That means - according to party strategists - that they have to do more to appeal not to those on modest incomes but to what they call the "squeezed middle" - people on middling incomes struggling to recover from the recession. For those with young children they are offering an extra £4 a week as a "toddler's tax credit".
Another attempt at coalition-building - not with another party (at least not at this stage) but with sceptical voters - is the offer of constitutional reforms, designed to appeal to those who might be considering voting for the Lib Dems.
This package of measures includes the commitment to a referendum on changing the voting system, though critics might wonder if Labour's enthusiasm for such changes is in inverse proportion to their poll ratings.
But ultimately who is most trusted - or least distrusted - to run the economy is likely to be the crucial issue at this election, so Labour is offering "growth funds" to business, a new Green Investment Bank, and at least a little reassurance on business tax levels after the row over the planned national insurance increase.
And voters depressed by the recent economic downturn are being told this manifesto will be a departure from "business as usual" with more government intervention to nurture much-needed new enterprises.
But Labour have also committed themselves to halving the enormous deficit in four years and voters will have to judge if the party is giving them enough sense of how they intend to do that.
A whole page of the manifesto is devoted to telling us how Labour has taken "tough choices", including decisions to cut government overheads and to find £15bn in efficiency savings in 2010/11.
Labour say their pledge to protect frontline services is affordable and all their manifesto commitments are costed. Maybe so.
But the manifesto is very much accentuating the positive - tax credits here, higher wages there - and eliminating the negative. They have been open about the need to cut "non priority" areas of spending, and that those cuts would be deeper than in Mrs Thatcher's era.
But the detail of how the deficit would be halved - and specifically which programmes in which departments will face the axe - was not spelled out today.
If they are re-elected we all have to wait for a Comprehensive Spending Review to find out their intentions.
The Conservatives will say Labour simply is not serious enough about paying down debt and the Lib Dems will say they are not being honest about cuts.
But for all the optimistic tone of the manifesto, whose cover seems to hark back to a gentler, pre-globalisation age, during the campaign expect the rather less upbeat mantra "don't allow the Conservatives to wreck the recovery" to be repeated.

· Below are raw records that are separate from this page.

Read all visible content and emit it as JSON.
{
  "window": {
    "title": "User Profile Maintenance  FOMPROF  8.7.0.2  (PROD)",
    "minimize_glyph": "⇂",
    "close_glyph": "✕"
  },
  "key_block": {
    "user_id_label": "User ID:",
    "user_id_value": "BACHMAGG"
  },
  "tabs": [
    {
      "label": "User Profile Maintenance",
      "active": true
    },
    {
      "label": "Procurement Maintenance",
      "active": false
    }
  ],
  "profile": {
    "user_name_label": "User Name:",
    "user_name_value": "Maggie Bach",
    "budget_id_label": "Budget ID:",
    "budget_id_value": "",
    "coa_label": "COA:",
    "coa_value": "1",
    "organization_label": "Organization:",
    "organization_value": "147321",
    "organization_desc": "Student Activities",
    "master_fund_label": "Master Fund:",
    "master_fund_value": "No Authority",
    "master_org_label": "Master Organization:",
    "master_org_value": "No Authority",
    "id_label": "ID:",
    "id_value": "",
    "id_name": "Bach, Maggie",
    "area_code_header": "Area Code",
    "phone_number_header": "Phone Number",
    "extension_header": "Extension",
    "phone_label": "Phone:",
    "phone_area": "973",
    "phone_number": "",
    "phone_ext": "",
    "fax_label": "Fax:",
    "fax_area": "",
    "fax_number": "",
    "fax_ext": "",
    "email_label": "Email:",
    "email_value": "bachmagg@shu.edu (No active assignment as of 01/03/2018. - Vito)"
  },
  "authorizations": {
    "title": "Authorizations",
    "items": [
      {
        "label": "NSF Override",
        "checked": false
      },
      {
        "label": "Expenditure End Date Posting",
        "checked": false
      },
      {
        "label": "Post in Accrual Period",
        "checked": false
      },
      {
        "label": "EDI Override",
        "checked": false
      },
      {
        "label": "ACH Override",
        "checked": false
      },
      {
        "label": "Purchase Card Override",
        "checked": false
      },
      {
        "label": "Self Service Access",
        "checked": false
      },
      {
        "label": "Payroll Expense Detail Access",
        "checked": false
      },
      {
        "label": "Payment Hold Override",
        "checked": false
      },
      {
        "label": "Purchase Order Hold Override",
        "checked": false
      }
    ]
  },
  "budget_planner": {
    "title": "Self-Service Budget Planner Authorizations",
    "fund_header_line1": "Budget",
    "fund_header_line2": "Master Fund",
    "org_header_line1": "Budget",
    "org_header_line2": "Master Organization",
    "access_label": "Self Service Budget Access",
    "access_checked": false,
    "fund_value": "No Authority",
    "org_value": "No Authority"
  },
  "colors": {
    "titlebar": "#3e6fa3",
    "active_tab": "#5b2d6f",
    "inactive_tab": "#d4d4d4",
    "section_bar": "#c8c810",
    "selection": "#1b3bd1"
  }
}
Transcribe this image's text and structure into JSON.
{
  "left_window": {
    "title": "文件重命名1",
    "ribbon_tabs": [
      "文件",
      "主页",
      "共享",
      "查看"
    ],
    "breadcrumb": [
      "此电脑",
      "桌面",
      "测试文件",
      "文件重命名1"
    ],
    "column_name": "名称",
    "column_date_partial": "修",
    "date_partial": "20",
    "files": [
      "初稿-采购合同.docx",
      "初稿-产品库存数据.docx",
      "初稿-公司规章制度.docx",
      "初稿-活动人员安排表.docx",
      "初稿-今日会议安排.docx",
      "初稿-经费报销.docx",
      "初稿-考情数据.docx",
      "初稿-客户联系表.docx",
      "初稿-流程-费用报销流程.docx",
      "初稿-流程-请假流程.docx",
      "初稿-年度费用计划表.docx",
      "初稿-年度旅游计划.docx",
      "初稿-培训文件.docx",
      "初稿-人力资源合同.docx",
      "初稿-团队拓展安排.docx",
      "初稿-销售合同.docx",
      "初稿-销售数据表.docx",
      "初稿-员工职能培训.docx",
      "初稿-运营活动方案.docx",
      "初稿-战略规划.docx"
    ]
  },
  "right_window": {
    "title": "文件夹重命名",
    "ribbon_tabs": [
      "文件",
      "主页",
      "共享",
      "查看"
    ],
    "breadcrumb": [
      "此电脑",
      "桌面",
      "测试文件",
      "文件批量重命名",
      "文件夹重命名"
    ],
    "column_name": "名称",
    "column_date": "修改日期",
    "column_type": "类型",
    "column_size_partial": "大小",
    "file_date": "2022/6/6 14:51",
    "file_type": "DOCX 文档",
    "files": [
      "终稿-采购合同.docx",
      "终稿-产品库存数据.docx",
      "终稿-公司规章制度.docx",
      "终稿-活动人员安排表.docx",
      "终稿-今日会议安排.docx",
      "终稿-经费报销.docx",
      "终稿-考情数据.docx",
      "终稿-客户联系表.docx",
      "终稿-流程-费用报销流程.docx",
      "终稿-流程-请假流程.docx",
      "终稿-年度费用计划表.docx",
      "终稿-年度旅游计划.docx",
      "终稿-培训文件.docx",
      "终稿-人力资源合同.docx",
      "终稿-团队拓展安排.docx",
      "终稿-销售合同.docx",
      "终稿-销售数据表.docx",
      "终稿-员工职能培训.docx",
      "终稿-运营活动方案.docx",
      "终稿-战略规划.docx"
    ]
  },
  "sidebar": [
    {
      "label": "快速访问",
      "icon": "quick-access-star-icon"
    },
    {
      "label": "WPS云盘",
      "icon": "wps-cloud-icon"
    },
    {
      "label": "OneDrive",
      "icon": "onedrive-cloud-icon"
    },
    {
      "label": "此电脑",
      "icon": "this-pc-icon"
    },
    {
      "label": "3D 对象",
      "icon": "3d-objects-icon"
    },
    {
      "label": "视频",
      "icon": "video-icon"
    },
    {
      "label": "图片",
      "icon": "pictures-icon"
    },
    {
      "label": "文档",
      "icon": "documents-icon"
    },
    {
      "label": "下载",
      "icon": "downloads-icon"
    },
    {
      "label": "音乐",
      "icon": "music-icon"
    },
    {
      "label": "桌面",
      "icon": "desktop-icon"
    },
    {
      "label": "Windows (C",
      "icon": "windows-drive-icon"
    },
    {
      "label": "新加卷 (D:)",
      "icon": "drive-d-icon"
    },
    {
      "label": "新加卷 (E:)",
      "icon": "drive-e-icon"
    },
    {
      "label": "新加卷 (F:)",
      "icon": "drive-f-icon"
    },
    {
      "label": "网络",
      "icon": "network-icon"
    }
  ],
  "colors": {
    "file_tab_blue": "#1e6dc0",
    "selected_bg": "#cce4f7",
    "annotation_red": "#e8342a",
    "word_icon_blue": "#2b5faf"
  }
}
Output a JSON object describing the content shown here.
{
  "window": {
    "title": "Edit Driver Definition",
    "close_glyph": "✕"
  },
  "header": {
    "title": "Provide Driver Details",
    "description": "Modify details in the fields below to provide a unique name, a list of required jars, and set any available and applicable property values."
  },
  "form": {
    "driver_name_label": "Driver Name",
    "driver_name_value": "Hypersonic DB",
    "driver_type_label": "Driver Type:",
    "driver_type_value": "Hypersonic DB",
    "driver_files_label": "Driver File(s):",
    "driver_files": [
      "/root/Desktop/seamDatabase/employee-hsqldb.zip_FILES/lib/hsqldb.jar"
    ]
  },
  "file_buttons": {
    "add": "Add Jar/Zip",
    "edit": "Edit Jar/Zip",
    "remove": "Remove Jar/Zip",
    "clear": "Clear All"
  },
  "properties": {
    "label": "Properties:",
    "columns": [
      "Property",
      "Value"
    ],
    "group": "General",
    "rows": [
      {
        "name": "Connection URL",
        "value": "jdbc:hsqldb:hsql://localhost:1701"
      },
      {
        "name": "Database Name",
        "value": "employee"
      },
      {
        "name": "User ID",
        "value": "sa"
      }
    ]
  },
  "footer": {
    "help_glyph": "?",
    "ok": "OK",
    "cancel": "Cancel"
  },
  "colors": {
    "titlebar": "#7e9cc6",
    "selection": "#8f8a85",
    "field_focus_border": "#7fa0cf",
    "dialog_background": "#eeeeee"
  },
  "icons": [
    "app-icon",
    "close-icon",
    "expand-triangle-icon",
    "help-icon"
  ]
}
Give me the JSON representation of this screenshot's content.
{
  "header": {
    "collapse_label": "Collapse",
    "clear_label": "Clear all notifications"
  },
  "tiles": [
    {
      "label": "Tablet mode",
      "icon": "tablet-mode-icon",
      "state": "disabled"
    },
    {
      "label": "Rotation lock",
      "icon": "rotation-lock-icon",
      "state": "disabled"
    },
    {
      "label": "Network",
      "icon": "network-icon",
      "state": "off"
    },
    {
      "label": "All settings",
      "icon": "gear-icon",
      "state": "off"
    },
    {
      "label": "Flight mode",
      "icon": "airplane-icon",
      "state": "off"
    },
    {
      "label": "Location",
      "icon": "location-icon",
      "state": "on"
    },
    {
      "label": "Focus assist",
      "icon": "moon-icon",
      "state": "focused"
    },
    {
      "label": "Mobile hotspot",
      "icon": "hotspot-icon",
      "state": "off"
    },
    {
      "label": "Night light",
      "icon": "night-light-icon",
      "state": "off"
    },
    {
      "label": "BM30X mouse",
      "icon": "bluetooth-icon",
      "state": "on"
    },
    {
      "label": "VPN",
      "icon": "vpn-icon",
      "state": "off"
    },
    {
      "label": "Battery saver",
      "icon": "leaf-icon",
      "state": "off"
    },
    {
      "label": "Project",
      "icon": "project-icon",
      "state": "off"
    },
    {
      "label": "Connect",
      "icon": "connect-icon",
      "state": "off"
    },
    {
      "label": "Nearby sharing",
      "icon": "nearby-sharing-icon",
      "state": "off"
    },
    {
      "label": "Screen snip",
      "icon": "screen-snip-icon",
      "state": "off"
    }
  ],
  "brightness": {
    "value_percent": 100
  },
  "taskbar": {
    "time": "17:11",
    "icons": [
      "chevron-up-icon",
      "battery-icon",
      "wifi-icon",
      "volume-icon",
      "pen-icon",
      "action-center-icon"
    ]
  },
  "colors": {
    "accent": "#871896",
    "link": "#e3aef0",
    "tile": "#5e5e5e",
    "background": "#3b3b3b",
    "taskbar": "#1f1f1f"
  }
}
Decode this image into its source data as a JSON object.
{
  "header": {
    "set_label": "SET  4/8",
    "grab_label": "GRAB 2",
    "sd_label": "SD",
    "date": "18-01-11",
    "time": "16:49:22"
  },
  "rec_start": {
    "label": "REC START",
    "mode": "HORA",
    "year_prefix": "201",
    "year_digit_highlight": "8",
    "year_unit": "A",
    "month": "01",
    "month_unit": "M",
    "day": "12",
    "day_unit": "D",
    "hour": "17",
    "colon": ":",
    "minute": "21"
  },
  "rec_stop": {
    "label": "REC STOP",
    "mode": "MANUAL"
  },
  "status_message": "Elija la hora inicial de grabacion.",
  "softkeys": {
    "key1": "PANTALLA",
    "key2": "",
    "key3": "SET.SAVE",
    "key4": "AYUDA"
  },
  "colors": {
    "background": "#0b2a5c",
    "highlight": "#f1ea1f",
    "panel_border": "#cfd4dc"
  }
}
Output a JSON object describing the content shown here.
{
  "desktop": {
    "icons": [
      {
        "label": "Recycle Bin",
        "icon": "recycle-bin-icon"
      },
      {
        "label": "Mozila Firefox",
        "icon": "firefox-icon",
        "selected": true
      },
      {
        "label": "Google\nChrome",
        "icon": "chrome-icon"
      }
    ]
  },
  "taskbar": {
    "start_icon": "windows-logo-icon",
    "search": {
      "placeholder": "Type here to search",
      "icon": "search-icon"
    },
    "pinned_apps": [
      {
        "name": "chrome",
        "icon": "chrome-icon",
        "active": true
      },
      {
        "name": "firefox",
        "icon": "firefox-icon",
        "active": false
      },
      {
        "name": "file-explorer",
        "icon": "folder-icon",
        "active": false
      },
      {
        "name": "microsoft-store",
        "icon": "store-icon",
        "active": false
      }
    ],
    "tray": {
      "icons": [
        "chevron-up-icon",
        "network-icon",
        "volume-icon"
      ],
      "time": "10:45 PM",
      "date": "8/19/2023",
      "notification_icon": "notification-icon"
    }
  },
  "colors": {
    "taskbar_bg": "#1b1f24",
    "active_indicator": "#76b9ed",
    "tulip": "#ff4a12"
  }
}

If the manifesto was, at least in part, about hope, some of the election rhetoric is more likely to be about fear and defending the decisions Labour has taken in the past.